**Brief:**
Output the entire listing without altering anything.

════════

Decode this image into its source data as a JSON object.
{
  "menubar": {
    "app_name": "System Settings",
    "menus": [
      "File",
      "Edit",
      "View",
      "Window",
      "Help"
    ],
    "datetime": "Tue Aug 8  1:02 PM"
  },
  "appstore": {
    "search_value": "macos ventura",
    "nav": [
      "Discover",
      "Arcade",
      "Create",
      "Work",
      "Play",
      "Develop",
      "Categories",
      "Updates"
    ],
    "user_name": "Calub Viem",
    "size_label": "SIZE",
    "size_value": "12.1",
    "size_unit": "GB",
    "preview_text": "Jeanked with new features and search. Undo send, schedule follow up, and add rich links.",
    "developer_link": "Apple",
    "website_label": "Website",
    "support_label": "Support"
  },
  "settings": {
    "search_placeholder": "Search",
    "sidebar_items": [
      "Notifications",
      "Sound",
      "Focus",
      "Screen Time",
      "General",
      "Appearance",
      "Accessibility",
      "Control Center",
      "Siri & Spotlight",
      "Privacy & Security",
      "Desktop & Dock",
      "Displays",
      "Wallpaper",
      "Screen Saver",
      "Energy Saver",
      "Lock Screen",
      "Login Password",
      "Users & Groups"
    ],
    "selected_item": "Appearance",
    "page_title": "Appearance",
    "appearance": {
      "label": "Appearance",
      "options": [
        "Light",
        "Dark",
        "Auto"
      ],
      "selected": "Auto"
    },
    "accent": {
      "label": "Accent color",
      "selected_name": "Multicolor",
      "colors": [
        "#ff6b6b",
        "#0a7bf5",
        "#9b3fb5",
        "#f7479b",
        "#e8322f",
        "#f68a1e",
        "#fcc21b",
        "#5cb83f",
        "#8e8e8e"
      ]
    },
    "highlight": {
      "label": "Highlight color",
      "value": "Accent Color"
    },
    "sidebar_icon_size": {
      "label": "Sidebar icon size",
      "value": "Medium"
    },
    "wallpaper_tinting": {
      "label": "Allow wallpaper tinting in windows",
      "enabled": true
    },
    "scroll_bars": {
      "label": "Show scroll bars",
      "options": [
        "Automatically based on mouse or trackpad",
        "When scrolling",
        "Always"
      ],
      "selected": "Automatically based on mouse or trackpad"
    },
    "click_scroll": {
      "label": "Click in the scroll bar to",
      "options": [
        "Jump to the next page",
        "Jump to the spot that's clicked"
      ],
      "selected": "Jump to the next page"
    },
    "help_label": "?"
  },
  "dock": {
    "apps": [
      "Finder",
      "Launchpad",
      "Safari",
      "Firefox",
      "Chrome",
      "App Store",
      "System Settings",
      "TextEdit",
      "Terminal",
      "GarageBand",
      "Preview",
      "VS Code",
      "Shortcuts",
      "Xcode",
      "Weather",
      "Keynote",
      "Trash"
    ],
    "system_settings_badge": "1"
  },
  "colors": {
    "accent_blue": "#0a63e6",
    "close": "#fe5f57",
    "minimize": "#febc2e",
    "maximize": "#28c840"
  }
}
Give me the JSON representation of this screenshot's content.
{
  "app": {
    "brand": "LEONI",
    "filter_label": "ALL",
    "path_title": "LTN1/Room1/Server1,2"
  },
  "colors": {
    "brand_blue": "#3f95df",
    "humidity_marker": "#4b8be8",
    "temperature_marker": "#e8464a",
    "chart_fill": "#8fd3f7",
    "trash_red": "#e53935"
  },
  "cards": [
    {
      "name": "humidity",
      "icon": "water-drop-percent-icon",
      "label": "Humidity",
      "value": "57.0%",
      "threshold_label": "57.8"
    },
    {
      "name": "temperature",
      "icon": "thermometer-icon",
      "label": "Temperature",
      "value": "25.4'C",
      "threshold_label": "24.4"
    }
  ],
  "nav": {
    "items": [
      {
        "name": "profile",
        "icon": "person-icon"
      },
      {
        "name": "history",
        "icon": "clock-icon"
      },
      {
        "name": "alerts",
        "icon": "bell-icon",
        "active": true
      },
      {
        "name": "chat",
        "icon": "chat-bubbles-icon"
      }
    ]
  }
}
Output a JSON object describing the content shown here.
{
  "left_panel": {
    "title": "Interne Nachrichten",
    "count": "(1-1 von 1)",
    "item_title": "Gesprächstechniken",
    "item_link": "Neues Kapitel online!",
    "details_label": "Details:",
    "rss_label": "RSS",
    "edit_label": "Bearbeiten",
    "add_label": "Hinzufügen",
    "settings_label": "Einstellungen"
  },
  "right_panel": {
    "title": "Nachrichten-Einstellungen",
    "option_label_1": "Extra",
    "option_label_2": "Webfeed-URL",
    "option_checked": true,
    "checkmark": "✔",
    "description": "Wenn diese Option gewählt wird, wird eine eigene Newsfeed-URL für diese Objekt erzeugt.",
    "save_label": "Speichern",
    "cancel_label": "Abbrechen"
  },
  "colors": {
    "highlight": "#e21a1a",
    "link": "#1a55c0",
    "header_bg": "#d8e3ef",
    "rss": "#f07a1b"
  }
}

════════

**Answer to this exercise:**
Decode this image into its source data as a JSON object.
{
  "menubar": {
    "app_name": "System Settings",
    "menus": [
      "File",
      "Edit",
      "View",
      "Window",
      "Help"
    ],
    "datetime": "Tue Aug 8  1:02 PM"
  },
  "appstore": {
    "search_value": "macos ventura",
    "nav": [
      "Discover",
      "Arcade",
      "Create",
      "Work",
      "Play",
      "Develop",
      "Categories",
      "Updates"
    ],
    "user_name": "Calub Viem",
    "size_label": "SIZE",
    "size_value": "12.1",
    "size_unit": "GB",
    "preview_text": "Jeanked with new features and search. Undo send, schedule follow up, and add rich links.",
    "developer_link": "Apple",
    "website_label": "Website",
    "support_label": "Support"
  },
  "settings": {
    "search_placeholder": "Search",
    "sidebar_items": [
      "Notifications",
      "Sound",
      "Focus",
      "Screen Time",
      "General",
      "Appearance",
      "Accessibility",
      "Control Center",
      "Siri & Spotlight",
      "Privacy & Security",
      "Desktop & Dock",
      "Displays",
      "Wallpaper",
      "Screen Saver",
      "Energy Saver",
      "Lock Screen",
      "Login Password",
      "Users & Groups"
    ],
    "selected_item": "Appearance",
    "page_title": "Appearance",
    "appearance": {
      "label": "Appearance",
      "options": [
        "Light",
        "Dark",
        "Auto"
      ],
      "selected": "Auto"
    },
    "accent": {
      "label": "Accent color",
      "selected_name": "Multicolor",
      "colors": [
        "#ff6b6b",
        "#0a7bf5",
        "#9b3fb5",
        "#f7479b",
        "#e8322f",
        "#f68a1e",
        "#fcc21b",
        "#5cb83f",
        "#8e8e8e"
      ]
    },
    "highlight": {
      "label": "Highlight color",
      "value": "Accent Color"
    },
    "sidebar_icon_size": {
      "label": "Sidebar icon size",
      "value": "Medium"
    },
    "wallpaper_tinting": {
      "label": "Allow wallpaper tinting in windows",
      "enabled": true
    },
    "scroll_bars": {
      "label": "Show scroll bars",
      "options": [
        "Automatically based on mouse or trackpad",
        "When scrolling",
        "Always"
      ],
      "selected": "Automatically based on mouse or trackpad"
    },
    "click_scroll": {
      "label": "Click in the scroll bar to",
      "options": [
        "Jump to the next page",
        "Jump to the spot that's clicked"
      ],
      "selected": "Jump to the next page"
    },
    "help_label": "?"
  },
  "dock": {
    "apps": [
      "Finder",
      "Launchpad",
      "Safari",
      "Firefox",
      "Chrome",
      "App Store",
      "System Settings",
      "TextEdit",
      "Terminal",
      "GarageBand",
      "Preview",
      "VS Code",
      "Shortcuts",
      "Xcode",
      "Weather",
      "Keynote",
      "Trash"
    ],
    "system_settings_badge": "1"
  },
  "colors": {
    "accent_blue": "#0a63e6",
    "close": "#fe5f57",
    "minimize": "#febc2e",
    "maximize": "#28c840"
  }
}
Give me the JSON representation of this screenshot's content.
{
  "app": {
    "brand": "LEONI",
    "filter_label": "ALL",
    "path_title": "LTN1/Room1/Server1,2"
  },
  "colors": {
    "brand_blue": "#3f95df",
    "humidity_marker": "#4b8be8",
    "temperature_marker": "#e8464a",
    "chart_fill": "#8fd3f7",
    "trash_red": "#e53935"
  },
  "cards": [
    {
      "name": "humidity",
      "icon": "water-drop-percent-icon",
      "label": "Humidity",
      "value": "57.0%",
      "threshold_label": "57.8"
    },
    {
      "name": "temperature",
      "icon": "thermometer-icon",
      "label": "Temperature",
      "value": "25.4'C",
      "threshold_label": "24.4"
    }
  ],
  "nav": {
    "items": [
      {
        "name": "profile",
        "icon": "person-icon"
      },
      {
        "name": "history",
        "icon": "clock-icon"
      },
      {
        "name": "alerts",
        "icon": "bell-icon",
        "active": true
      },
      {
        "name": "chat",
        "icon": "chat-bubbles-icon"
      }
    ]
  }
}
Output a JSON object describing the content shown here.
{
  "left_panel": {
    "title": "Interne Nachrichten",
    "count": "(1-1 von 1)",
    "item_title": "Gesprächstechniken",
    "item_link": "Neues Kapitel online!",
    "details_label": "Details:",
    "rss_label": "RSS",
    "edit_label": "Bearbeiten",
    "add_label": "Hinzufügen",
    "settings_label": "Einstellungen"
  },
  "right_panel": {
    "title": "Nachrichten-Einstellungen",
    "option_label_1": "Extra",
    "option_label_2": "Webfeed-URL",
    "option_checked": true,
    "checkmark": "✔",
    "description": "Wenn diese Option gewählt wird, wird eine eigene Newsfeed-URL für diese Objekt erzeugt.",
    "save_label": "Speichern",
    "cancel_label": "Abbrechen"
  },
  "colors": {
    "highlight": "#e21a1a",
    "link": "#1a55c0",
    "header_bg": "#d8e3ef",
    "rss": "#f07a1b"
  }
}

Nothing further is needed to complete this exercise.